• _The data_:
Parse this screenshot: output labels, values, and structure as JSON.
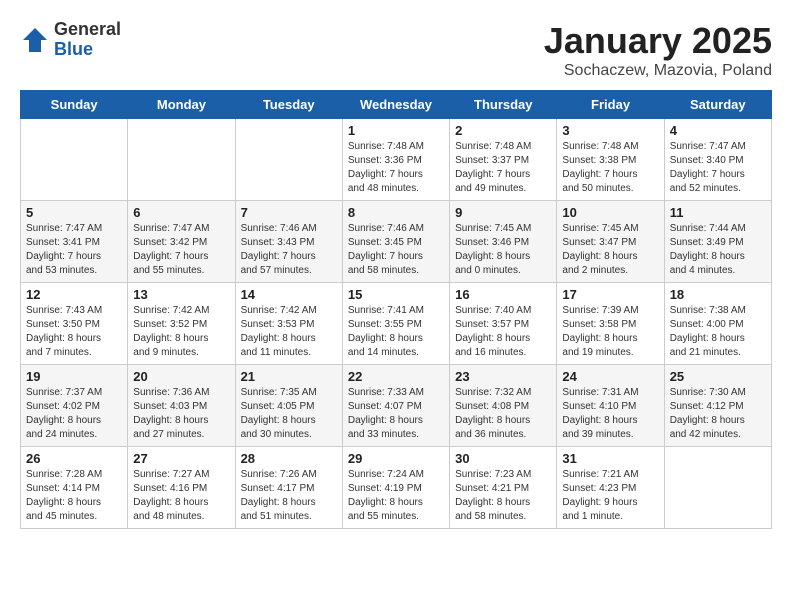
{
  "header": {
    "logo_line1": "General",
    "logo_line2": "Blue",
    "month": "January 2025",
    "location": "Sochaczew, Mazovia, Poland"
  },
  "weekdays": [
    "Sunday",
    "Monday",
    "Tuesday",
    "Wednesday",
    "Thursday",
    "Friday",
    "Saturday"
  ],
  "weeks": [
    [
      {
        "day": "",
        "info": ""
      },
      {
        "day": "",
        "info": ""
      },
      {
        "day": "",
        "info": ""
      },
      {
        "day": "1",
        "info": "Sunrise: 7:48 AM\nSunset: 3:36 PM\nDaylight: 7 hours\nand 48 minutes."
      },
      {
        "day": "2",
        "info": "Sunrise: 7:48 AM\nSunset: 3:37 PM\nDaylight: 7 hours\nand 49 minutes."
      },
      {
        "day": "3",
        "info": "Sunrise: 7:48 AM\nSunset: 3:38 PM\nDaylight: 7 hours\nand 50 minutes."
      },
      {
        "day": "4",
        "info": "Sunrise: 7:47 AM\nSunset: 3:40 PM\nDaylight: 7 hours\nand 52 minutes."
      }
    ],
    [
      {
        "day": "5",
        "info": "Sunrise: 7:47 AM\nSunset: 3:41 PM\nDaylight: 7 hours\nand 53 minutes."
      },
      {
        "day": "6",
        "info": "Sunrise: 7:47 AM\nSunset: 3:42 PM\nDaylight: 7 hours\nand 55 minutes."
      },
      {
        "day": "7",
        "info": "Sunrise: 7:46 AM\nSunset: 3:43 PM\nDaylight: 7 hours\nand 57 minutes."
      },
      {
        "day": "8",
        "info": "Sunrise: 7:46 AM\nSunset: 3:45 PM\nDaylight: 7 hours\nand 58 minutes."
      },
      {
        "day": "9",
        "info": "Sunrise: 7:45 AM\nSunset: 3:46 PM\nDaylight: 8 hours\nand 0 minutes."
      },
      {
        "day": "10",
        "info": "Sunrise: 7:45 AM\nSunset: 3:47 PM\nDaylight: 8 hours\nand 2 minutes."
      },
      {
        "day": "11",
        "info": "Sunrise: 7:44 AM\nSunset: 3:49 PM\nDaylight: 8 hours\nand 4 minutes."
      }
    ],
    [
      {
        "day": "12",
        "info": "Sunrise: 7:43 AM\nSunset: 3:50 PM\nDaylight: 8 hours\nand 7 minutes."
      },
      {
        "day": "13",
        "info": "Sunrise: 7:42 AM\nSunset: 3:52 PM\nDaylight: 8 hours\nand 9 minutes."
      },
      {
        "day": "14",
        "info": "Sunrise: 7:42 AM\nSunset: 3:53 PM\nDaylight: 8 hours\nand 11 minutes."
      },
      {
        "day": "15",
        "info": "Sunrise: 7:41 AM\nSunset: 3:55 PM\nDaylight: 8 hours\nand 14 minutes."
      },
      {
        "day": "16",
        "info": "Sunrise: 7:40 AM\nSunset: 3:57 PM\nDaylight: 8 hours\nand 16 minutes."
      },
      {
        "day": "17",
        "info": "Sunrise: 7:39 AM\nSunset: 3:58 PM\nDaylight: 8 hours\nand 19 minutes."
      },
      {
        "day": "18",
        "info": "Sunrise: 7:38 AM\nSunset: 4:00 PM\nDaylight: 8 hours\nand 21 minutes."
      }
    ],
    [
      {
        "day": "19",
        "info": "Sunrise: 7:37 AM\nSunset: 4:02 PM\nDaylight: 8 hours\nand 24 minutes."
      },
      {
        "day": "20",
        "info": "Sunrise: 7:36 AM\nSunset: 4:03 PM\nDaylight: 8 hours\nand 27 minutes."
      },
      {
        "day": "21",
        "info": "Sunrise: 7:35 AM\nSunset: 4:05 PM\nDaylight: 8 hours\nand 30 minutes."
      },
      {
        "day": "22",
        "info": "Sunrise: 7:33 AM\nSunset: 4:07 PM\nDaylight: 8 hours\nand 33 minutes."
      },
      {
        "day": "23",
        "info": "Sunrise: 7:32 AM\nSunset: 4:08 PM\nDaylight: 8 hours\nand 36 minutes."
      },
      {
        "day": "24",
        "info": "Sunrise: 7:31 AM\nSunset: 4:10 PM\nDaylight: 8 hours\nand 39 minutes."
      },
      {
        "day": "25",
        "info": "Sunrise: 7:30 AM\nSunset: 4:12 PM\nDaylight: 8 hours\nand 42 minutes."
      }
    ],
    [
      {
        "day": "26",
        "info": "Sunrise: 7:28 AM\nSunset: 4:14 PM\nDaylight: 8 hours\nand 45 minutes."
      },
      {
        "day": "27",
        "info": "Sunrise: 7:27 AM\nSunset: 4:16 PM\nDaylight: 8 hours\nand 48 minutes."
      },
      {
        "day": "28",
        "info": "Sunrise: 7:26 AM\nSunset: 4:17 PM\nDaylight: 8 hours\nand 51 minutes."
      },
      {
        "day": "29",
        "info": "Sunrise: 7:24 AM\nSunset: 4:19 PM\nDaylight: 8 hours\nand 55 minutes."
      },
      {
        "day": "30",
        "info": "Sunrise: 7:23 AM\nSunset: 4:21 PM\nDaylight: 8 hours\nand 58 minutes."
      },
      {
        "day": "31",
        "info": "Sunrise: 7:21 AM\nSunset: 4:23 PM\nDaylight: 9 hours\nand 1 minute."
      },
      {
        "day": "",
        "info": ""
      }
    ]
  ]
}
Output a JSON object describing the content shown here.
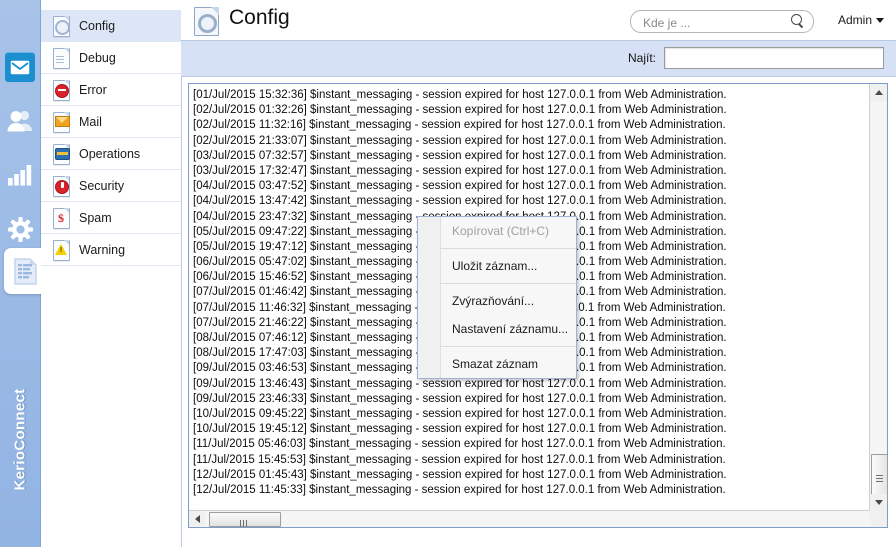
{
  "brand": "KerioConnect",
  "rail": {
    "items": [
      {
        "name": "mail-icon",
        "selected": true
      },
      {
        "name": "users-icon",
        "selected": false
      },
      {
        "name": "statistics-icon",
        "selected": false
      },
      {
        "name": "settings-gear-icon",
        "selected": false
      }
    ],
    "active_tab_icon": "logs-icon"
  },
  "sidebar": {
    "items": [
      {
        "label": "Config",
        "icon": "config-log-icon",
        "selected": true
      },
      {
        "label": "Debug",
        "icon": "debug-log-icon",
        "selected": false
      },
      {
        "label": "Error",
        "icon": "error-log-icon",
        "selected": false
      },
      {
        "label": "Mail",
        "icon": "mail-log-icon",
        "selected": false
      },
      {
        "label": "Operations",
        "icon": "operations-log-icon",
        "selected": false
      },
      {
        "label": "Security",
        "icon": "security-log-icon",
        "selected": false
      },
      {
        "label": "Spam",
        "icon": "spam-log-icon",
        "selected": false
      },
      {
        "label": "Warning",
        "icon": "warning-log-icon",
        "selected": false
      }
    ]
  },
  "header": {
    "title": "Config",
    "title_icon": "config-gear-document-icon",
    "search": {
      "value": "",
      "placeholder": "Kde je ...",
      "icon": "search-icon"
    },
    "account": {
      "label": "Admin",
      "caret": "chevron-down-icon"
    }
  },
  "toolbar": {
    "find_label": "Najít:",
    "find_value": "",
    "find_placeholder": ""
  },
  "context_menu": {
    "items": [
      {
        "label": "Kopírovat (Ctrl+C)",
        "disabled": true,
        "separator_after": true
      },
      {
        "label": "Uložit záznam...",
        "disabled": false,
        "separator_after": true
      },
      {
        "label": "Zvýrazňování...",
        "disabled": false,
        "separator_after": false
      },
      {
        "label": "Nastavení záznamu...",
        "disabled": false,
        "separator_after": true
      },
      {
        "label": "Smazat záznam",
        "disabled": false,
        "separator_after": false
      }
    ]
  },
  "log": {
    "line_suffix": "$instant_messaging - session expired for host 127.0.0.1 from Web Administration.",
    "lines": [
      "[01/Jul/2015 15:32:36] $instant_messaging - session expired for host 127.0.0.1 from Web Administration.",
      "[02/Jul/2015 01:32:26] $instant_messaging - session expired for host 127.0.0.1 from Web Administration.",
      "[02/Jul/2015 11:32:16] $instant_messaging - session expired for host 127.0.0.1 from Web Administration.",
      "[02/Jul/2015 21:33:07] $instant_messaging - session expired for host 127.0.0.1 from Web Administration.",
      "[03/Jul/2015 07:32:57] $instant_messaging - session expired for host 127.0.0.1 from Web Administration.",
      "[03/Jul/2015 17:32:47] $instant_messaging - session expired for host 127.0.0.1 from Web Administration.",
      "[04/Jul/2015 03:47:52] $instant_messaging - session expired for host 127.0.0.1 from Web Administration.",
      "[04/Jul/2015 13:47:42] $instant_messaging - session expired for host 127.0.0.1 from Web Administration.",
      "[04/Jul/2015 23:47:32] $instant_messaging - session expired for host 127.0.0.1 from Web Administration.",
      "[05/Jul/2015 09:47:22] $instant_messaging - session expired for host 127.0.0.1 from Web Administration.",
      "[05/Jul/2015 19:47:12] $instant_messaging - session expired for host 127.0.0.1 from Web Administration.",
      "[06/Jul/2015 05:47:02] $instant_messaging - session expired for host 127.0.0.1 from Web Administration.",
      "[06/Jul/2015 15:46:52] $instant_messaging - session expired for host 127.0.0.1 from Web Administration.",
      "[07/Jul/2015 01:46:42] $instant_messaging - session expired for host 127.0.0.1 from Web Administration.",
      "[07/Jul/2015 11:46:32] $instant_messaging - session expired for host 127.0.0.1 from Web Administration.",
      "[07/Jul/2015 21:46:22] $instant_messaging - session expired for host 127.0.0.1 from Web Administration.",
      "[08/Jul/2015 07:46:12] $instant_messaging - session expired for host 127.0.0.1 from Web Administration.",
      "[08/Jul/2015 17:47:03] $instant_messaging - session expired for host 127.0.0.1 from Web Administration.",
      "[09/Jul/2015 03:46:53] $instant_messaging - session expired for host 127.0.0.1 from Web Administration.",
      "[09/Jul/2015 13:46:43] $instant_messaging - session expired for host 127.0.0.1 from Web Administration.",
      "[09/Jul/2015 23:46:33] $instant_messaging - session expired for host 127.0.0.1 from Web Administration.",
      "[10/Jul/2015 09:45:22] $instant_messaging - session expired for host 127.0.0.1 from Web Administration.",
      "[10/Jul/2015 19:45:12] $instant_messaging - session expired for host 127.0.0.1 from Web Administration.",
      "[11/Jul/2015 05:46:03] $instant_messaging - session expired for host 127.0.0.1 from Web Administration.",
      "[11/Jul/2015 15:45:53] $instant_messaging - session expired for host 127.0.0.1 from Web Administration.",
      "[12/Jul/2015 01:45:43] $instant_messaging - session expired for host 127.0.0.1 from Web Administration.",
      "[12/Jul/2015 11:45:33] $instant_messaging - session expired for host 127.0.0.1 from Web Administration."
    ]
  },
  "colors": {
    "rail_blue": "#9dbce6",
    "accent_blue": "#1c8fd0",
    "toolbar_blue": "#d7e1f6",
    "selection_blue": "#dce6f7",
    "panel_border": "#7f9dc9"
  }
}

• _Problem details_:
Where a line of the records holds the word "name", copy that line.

• _Solution for this task_:
        "name": "mail-icon",
        "name": "users-icon",
        "name": "statistics-icon",
        "name": "settings-gear-icon",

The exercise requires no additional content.